The summit came as the Taliban held their first face-to-face talks with a joint EU-US delegation in Qatar
G20 leaders gathered on Tuesday for a virtual summit focused on addressing the looming humanitarian crisis in Afghanistan, with the EU kicking off proceedings by announcing a €1 billion aid package.
US President Joe Biden, Turkey’s Recep Tayyip Erdogan and India’s Narendra Modi were among those who joined the Italy-hosted talks, although Chinese President Xi Jinping and Russian President Vladimir Putin sent representatives.
Shortly before the meeting began, European Commission chief Ursula von der Leyen announced an aid package to help “avert a major humanitarian and socio-economic collapse” in Afghanistan.
The money adds €250 million to a €300-million sum previously announced by the EU for urgent humanitarian needs, with the remainder going to Afghanistan’s neighbouring countries taking in Afghans fleeing the Taliban, a statement said.

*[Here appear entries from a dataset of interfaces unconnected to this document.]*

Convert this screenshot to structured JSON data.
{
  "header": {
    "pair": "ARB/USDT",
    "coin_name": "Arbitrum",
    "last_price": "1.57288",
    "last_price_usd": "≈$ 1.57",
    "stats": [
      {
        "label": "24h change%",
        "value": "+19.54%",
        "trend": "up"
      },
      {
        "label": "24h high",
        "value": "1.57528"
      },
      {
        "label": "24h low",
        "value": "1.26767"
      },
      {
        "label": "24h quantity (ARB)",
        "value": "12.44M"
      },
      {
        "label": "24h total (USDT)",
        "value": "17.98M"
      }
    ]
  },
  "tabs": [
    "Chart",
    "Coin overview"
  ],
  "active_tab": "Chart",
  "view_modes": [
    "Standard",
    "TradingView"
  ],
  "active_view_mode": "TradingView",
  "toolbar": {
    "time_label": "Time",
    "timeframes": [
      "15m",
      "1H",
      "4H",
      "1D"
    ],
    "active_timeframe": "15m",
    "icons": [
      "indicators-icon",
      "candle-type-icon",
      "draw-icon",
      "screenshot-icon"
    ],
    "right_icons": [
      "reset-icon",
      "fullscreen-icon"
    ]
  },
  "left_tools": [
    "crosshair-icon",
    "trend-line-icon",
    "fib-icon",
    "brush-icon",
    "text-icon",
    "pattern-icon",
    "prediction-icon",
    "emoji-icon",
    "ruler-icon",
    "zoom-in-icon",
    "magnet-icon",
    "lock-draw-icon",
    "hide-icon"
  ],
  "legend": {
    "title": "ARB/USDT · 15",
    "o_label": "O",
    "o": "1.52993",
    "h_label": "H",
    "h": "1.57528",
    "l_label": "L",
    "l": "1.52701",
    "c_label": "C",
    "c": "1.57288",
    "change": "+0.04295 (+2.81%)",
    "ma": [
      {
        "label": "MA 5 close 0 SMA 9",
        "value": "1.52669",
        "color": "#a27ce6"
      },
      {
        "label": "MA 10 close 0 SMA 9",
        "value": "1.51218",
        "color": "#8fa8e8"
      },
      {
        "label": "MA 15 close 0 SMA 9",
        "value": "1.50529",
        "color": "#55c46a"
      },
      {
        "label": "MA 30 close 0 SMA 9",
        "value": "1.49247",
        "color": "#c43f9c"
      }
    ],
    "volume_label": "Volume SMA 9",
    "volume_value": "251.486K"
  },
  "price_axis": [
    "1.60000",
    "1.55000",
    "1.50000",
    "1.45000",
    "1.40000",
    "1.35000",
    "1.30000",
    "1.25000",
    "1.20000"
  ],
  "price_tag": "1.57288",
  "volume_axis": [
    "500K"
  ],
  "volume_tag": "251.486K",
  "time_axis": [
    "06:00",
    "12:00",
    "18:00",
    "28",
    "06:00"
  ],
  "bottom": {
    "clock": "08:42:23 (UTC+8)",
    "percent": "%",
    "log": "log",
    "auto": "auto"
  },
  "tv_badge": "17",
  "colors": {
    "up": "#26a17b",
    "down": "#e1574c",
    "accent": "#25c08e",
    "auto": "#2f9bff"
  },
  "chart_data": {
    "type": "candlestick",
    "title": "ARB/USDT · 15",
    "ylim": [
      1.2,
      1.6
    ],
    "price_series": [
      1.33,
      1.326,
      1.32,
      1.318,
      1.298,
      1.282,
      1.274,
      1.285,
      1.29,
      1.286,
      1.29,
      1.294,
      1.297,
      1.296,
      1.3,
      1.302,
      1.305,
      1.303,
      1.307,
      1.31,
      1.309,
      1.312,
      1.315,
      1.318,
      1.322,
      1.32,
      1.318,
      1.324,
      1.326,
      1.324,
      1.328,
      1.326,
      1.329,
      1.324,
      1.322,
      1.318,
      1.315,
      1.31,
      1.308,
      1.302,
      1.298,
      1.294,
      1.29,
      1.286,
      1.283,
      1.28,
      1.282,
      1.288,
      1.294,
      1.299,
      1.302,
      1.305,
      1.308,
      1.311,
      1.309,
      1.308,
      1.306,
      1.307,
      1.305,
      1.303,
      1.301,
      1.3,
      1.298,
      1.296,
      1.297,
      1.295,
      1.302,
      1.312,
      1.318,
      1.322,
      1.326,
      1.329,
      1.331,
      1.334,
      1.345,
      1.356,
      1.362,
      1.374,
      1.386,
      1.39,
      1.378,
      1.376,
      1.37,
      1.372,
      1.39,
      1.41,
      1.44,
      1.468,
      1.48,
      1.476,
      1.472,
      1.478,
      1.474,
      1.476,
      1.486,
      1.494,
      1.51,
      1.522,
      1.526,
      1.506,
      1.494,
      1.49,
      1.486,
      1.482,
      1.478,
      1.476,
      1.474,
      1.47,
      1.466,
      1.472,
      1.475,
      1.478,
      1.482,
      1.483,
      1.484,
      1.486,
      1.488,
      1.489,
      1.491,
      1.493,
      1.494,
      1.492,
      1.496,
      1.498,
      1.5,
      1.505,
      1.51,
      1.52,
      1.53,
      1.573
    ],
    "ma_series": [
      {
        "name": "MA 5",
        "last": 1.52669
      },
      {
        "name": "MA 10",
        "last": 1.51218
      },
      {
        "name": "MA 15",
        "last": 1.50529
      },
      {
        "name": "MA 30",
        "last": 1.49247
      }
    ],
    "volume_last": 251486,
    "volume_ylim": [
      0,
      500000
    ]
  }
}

It stressed the EU funds are “direct support” for Afghans and would be channelled to international organizations working on the ground, not to the Taliban’s interim government which Brussels does not recognize. EU development aid remains frozen.
Italian Prime Minister Mario Draghi had been pushing for on Tuesday’s meeting since the August takeover by the Taliban, insisting debate over solutions must go beyond the usual club of Western allies.
The G20 includes the United States, EU, China, Turkey, Russia, India and Saudi Arabia among others.
Tuesday’s conference came as the Taliban held their first face-to-face talks with a joint EU-US delegation in Qatar, as the hardline Islamists continue their diplomatic push for international support.
Hotbed of terrorism
International aid has been blocked to Afghanistan since the Taliban returned to power following the withdrawal of US and other international troops after 20 years of war.
The country’s assets held abroad have been frozen, while food prices and unemployment are rising, prompting warnings of a humanitarian disaster once winter arrives.
The United Nations and Qatar, a key broker in Afghanistan which has also hosted talks between the US and the Taliban, were also invited to on Tuesday’s closed-door talks, after which Draghi will hold a press conference in Rome.
The G20 meeting was also expected to address the issue of security, with Draghi last month calling for measures to “stop Afghanistan from again becoming a hotbed of international terrorism.”
The Taliban regime, still yet to be recognized as a legitimate government by any other country, is itself facing a threat from the Islamic State-Khorasan (IS-K), who have launched a series of deadly attacks.
Turkey’s Erdogan told G20 leaders in an address broadcast on national television that the Taliban “has not yet delivered what’s expected.”
“We have not seen necessary inclusiveness from them on the issue of humanitarian assistance, security and prevention of Afghanistan being a base of terror organizations and prevention of extremism.”
He repeated again that after hosting five million refugees, mostly from Syria but also up 420,000 from Afghanistan, his country could not take any more.
Turkey “cannot carry an Afghanistan-oriented new migration burden”, he said, adding that it was “inevitable” that Europe will be affected by the migration pressure from Turkey’s southern and eastern borders.